In the mid to late 1980s Leary began incorporating video games and computers, and later virtual reality and the internet into his theories. The Electronic Arts game "Timothy Leary's Mind Mirror" was released in 1985. His website at www.leary.com was one of the earliest public sites on the World Wide Web. In 1995 he was diagnosed with prostate cancer. He wrote an outline for a new book, "Design for Dying" while his associates published a daily online record of his last months at home -- an early instance of weblogging. His death was, at his request, recorded on videotape.
Leary's body was cremated, and the ashes divided among surviving family and friends. Seven grams of his ashes were sent into space on a Pegasus rocket on February 9, 1997. The craft orbited earth for six years before burning up in the atmosphere.
- Leary, Timothy (1957) Interpersonal Diagnosis of Personality: A Functional Theory and Methodology for Personality Evaluation.
- Leary, Timothy, Ralph Metzner and Richard Alpert. (1964) The Psychedelic Experience: A Manual Based on the Tibetan Book of the Dead. ISBN 0806516526
- Leary, Timothy (1966) Psychedelic Prayers & Other Meditations. ISBN 0914171844
- Leary, Timothy (1967) Start Your Own Religion. ISBN 1579510736
- Leary, Timothy (1968) The Politics of Ecstasy. ISBN 091417133X
- Leary, Timothy (1968) High Priest. ISBN 0914171801
- Leary, Timothy (1970) Jail Notes
- Leary, Timothy (1973) Confessions of a Hope Fiend.

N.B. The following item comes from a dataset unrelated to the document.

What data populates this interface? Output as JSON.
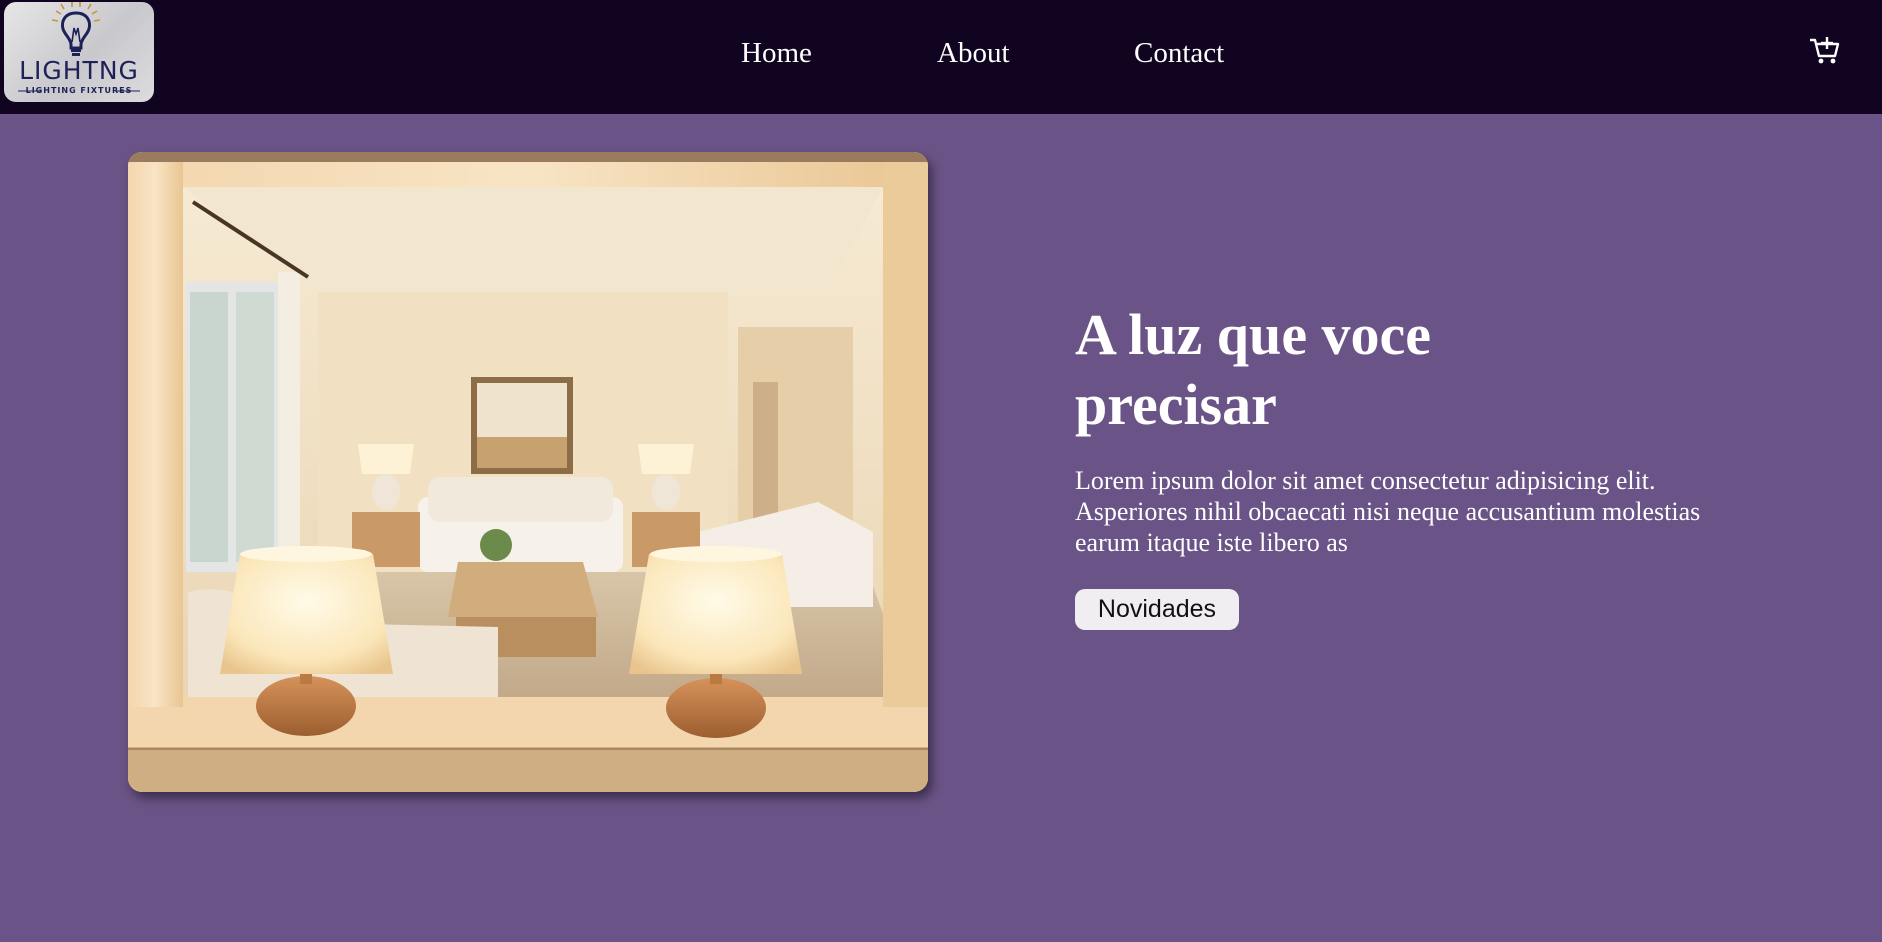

- Leary, Timothy (1974) The Curse of the Oval Room
- Leary, Timothy (1976) What Does Woman Want?: Adventures Along the Schwartzchild Radius.
- Leary, Timothy (1976) The Periodic Table of Evolution.
- Leary, Timothy (1977) Exo-Psychology: A Manual on The Use of the Nervous System According to the Instructions of the Manufacturers. Starseed/Peace Press.
- Leary, Timothy (1977) Game of Life
- Leary, Timothy (1979) Intelligence Agents Ronin Publishing. ISBN 1561840386
- Leary, Timothy (1982) Changing My Mind Among Others: Lifetime Writings. Prentice Hall. ISBN 0131278290
- Leary, Timothy (1983) Flashbacks: An Autobiography. Tarcher. ISBN 0874771773
- Leary, Timothy (1987) Info-Psychology: A Revision of Exo-Psychology ISBN 1561841056
- Leary, Timothy (1988) Change Your Brain. ISBN 1579510175
- Leary, Timothy (1988) Your Brain is God. ISBN 1579519523
- Leary, Timothy (1994) Chaos & Cyber Culture
- Leary, Timothy and Robert Williams (1995) Surfing the Conscious Nets: A Graphic Novel. Last Gasp. ISBN 0867194103
- Leary, Timothy and R. U. Sirius (1997) Design for Dying HarperCollins. ISBN 00618700X
- Leary, Timothy (1966) L.S.D.
- Leary, Timothy (1967) Turn On, Tune In, Drop Out. motion picture soundtrack. Mercury Records 61131
- Leary, Timothy (1970) You Can Be Anyone This Time Around.
- Leary, Timothy and Robert Anton Wilson (1989) The Inner Frontier
- Leary, Timothy (1989) From Psychedelics to Cybernetics
- Leary, Timothy (1990) Origins of Dance
- Leary, Timothy (1992) How to Operate Your Brain
- Greenfield, Robert ( ) Timothy Leary: An Experimental Life. Harcourt
- "Timothy Leary." Wikipedia, The Free Encyclopedia. 18 Feb 2007, 00:37 UTC. Wikimedia Foundation, Inc. 18 Feb 2007 .
- MacAdams, Lewis (May 31, 2006) "Timothy Liar". L. A. Weekly.
- Menand, Louis (June 26, 2006) "Acid Redux: The life and high times of Timothy Leary." New Yorker.
- Timothy Leary official website